In September 2005, after Hurricanes Katrina and Rita, fuel was scarce in Charlotte, with pump prices over $5.00. A hue and cry arose over the correctness and fairness of driving larger vehicles, and a cultural divide was made obvious.
The oil shocks of 1973 and 1978 drove society to consider smaller vehicles. “Shocks” meant “periods where you couldn’t buy gas.” Families had to look hard at their 5000-pound Chevys and their 6000-pound Chryslers. Heaven forgive me, but I loved those Nimitz-Class Chryslers. If you couldn’t actually land a plane on their hoods, you could at least use them as a heli-pad.
So OPEC ruled America’s life and we went all in on Asian imports. Car makers evolved and the tire industry invested hundreds of millions in finding fuel efficiency through better tires. Minivans (pause to snicker) captured sales, but that was a gateway drug. Marketing and fatuous consumer aspirations brought four-wheel drive. Money spent on tire R&D was lost, as consumers went for comfort.
Add in the new cultural imperative to be awesome (as opposed to lame) and to be seated high above the plebeian class, and you had millions of gas-guzzlers back in circulation.
Big is fun. Flirted with it myself. Shopping years ago, I was drawn to the classic Grand Wagoneer. A girlfriend who hated my current ride loved it. Determined to sell, with that Jeep coming to its end of production, the dealer said to use it for the weekend.

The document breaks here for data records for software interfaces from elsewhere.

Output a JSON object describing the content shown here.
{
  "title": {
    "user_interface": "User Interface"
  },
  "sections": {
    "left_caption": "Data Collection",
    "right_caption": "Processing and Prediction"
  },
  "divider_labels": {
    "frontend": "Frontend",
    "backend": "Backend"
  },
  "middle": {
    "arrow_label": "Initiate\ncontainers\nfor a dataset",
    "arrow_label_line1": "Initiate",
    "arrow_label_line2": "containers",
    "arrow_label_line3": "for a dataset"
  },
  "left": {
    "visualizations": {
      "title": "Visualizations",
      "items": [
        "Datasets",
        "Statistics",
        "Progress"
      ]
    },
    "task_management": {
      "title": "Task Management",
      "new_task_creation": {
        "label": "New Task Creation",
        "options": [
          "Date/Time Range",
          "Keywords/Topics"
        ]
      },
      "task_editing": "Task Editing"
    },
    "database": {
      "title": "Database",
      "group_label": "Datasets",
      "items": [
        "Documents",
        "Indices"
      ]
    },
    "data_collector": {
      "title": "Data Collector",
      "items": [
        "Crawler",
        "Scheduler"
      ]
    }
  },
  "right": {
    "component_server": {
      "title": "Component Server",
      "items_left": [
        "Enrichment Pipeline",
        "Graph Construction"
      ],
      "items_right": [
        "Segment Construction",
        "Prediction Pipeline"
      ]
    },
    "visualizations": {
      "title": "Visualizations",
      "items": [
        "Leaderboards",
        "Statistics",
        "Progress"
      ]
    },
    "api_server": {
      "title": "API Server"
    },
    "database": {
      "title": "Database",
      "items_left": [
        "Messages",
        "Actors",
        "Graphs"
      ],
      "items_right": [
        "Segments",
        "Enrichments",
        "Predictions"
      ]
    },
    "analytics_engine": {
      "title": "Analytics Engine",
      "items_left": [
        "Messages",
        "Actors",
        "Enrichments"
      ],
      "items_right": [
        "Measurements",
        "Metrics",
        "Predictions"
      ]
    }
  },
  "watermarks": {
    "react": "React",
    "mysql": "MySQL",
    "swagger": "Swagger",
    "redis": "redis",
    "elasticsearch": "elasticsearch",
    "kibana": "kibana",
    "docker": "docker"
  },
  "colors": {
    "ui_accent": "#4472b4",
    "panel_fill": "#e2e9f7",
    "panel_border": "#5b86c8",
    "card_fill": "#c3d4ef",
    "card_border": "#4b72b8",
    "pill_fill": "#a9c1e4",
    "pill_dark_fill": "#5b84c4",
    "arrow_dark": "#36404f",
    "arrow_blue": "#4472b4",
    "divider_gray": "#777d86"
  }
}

We took it to Wrightsville Beach over Labor Day.
Crossing the bridge over the Cape Fear River, you can see the large sea-faring ships at dock. That afternoon we saw soldiers loading munitions for use in Kuwait and Operation Desert Storm. I realized: The munitions would be fired and maybe some of the soldiers would come to grief simply to secure my personal gasoline needs. Which were about to grow, thanks to my classic Grand Wagoneer. Did I mention it was large and comfortable?
I dumped the gargantuan Jeep once back in Charlotte, and returned to the Volvo dealer. Funny – my cars were always derided for being oddly shaped and block-y. And yet, 20 years on, that defines SUVs. That, plus unconscionable fuel consumption and emissions. Logically they are neither pretty nor responsible nor of much utility for the planet. Granted, they do make one look awful sporty and important.
A large part of our need to address climate change will center not just on renewable energy sources and coal-dependency reduction, but also on our daily driving errands. Perhaps one could ask oneself just how much hauling capacity one needs day to day. Failure to consider this might send a message about one’s actual concern for the future.
Feel free to ask your friends what they think. Rollback has to start somewhere. Your driveway is a good place.
Steve Craig lives in Charlotte.